What the task requires:
Copy out, from the data below, each line in which the word "icon" occurs.

Source records
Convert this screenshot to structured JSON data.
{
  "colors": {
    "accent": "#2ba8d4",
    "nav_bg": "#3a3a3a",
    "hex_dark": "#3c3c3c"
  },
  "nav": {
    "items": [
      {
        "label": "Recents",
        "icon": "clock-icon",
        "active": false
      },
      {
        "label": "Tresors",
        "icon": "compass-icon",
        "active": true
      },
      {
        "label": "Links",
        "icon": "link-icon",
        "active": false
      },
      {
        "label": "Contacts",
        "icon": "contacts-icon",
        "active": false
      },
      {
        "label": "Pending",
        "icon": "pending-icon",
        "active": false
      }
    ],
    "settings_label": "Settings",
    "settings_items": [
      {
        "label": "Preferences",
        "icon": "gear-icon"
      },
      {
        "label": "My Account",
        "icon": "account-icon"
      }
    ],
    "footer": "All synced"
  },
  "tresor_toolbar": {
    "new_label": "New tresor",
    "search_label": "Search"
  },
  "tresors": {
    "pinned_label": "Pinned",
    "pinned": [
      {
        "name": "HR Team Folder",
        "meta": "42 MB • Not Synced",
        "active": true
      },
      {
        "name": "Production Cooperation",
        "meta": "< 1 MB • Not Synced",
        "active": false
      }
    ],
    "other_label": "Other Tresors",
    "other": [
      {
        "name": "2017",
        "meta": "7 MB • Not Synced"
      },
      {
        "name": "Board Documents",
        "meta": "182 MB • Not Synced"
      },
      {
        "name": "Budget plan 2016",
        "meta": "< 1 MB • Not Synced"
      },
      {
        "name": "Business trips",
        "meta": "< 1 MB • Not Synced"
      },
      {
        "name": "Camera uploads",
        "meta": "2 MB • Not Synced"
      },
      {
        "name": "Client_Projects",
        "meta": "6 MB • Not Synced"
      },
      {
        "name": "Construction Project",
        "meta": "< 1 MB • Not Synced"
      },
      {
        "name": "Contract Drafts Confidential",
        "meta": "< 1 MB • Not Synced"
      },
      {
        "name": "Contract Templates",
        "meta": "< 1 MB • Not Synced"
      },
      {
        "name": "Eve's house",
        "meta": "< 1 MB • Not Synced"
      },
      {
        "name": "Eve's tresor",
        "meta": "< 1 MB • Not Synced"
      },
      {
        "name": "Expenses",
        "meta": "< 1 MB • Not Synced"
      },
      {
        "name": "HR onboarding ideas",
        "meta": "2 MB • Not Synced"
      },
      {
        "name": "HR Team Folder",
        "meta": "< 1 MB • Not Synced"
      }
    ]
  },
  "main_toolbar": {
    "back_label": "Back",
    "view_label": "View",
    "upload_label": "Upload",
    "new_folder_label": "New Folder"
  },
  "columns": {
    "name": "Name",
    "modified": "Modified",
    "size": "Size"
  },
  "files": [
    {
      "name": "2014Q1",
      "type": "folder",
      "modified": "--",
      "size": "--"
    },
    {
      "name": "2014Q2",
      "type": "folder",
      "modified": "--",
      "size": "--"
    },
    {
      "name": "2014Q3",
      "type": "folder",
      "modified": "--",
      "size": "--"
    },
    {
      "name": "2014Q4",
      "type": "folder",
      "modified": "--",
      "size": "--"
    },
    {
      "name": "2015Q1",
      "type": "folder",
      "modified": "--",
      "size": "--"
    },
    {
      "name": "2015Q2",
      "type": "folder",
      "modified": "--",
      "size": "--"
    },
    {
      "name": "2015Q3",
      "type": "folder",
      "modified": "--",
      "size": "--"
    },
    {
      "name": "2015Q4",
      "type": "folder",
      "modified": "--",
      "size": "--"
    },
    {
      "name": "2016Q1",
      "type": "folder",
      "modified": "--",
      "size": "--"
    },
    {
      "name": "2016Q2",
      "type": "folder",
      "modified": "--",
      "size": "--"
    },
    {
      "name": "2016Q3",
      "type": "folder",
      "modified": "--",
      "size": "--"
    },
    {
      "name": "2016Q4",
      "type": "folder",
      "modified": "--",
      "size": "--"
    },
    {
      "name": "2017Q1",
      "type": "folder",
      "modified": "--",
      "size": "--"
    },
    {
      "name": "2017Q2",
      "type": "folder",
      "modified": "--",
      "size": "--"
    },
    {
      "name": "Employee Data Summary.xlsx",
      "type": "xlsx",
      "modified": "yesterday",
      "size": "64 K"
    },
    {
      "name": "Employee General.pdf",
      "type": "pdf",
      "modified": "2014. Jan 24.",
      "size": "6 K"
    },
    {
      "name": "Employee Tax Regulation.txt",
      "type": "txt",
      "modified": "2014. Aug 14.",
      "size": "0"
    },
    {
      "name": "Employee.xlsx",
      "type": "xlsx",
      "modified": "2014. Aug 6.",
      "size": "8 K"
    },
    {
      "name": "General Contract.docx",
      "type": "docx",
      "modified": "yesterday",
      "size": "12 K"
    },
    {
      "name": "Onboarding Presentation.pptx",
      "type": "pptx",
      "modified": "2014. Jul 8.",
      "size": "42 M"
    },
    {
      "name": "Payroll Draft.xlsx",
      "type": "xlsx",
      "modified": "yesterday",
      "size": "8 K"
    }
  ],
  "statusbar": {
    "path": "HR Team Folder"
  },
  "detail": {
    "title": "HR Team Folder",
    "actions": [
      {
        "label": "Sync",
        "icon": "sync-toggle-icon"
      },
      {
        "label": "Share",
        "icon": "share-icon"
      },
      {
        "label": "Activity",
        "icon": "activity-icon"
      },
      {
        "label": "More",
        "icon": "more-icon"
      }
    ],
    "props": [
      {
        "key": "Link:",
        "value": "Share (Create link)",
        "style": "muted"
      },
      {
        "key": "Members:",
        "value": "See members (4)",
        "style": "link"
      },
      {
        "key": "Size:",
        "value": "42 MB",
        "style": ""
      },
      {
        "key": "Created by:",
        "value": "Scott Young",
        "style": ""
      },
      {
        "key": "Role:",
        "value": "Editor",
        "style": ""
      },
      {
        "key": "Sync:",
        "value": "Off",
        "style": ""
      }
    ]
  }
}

Reply:
        "icon": "clock-icon",
        "icon": "compass-icon",
        "icon": "link-icon",
        "icon": "contacts-icon",
        "icon": "pending-icon",
        "icon": "gear-icon"
        "icon": "account-icon"
        "icon": "sync-toggle-icon"
        "icon": "share-icon"
        "icon": "activity-icon"
        "icon": "more-icon"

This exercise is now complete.